━━━ Task inputs
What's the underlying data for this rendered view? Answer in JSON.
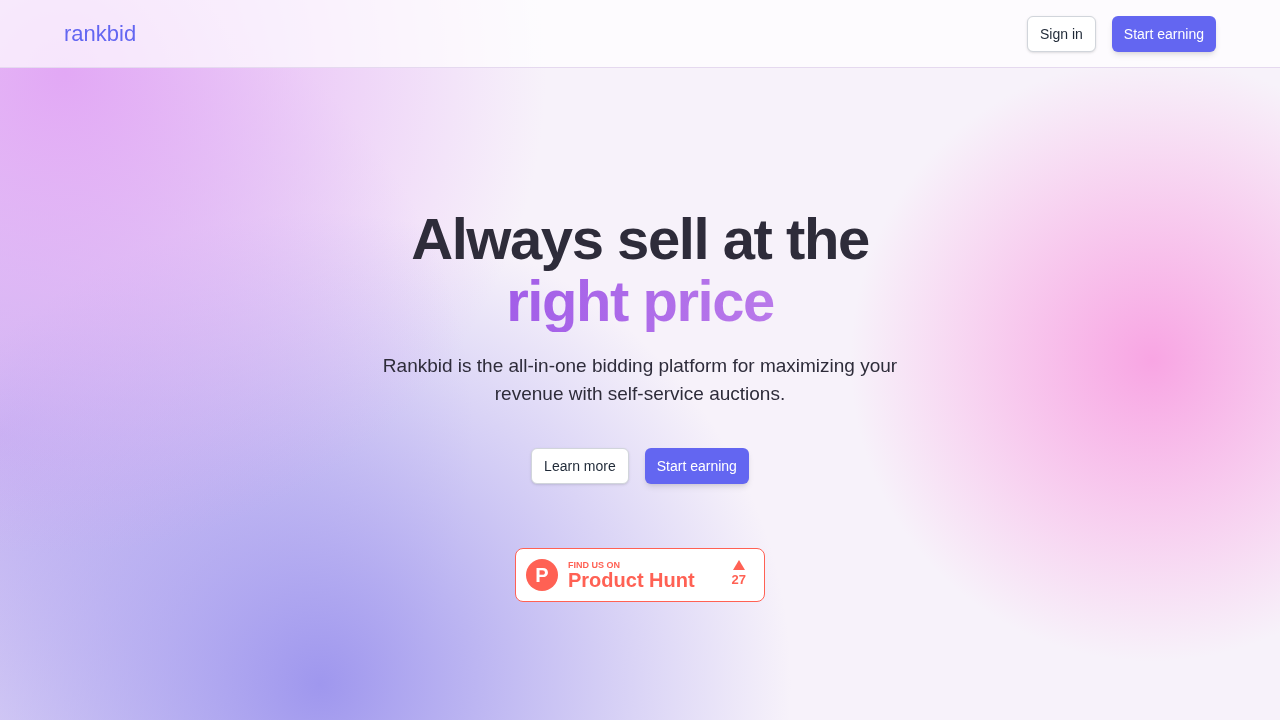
{
  "header": {
    "logo": "rankbid",
    "buttons": [
      {
        "label": "Sign in",
        "kind": "secondary"
      },
      {
        "label": "Start earning",
        "kind": "primary"
      }
    ]
  },
  "hero": {
    "title_line_1": "Always sell at the",
    "title_line_2": "right price",
    "subtitle": "Rankbid is the all-in-one bidding platform for maximizing your revenue with self-service auctions.",
    "buttons": [
      {
        "label": "Learn more",
        "kind": "secondary"
      },
      {
        "label": "Start earning",
        "kind": "primary"
      }
    ]
  },
  "badge": {
    "logo_letter": "P",
    "kicker": "FIND US ON",
    "name": "Product Hunt",
    "upvotes": "27"
  }
}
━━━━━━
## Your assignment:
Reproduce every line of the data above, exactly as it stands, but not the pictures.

## Response box:
What's the underlying data for this rendered view? Answer in JSON.
{
  "header": {
    "logo": "rankbid",
    "buttons": [
      {
        "label": "Sign in",
        "kind": "secondary"
      },
      {
        "label": "Start earning",
        "kind": "primary"
      }
    ]
  },
  "hero": {
    "title_line_1": "Always sell at the",
    "title_line_2": "right price",
    "subtitle": "Rankbid is the all-in-one bidding platform for maximizing your revenue with self-service auctions.",
    "buttons": [
      {
        "label": "Learn more",
        "kind": "secondary"
      },
      {
        "label": "Start earning",
        "kind": "primary"
      }
    ]
  },
  "badge": {
    "logo_letter": "P",
    "kicker": "FIND US ON",
    "name": "Product Hunt",
    "upvotes": "27"
  }
}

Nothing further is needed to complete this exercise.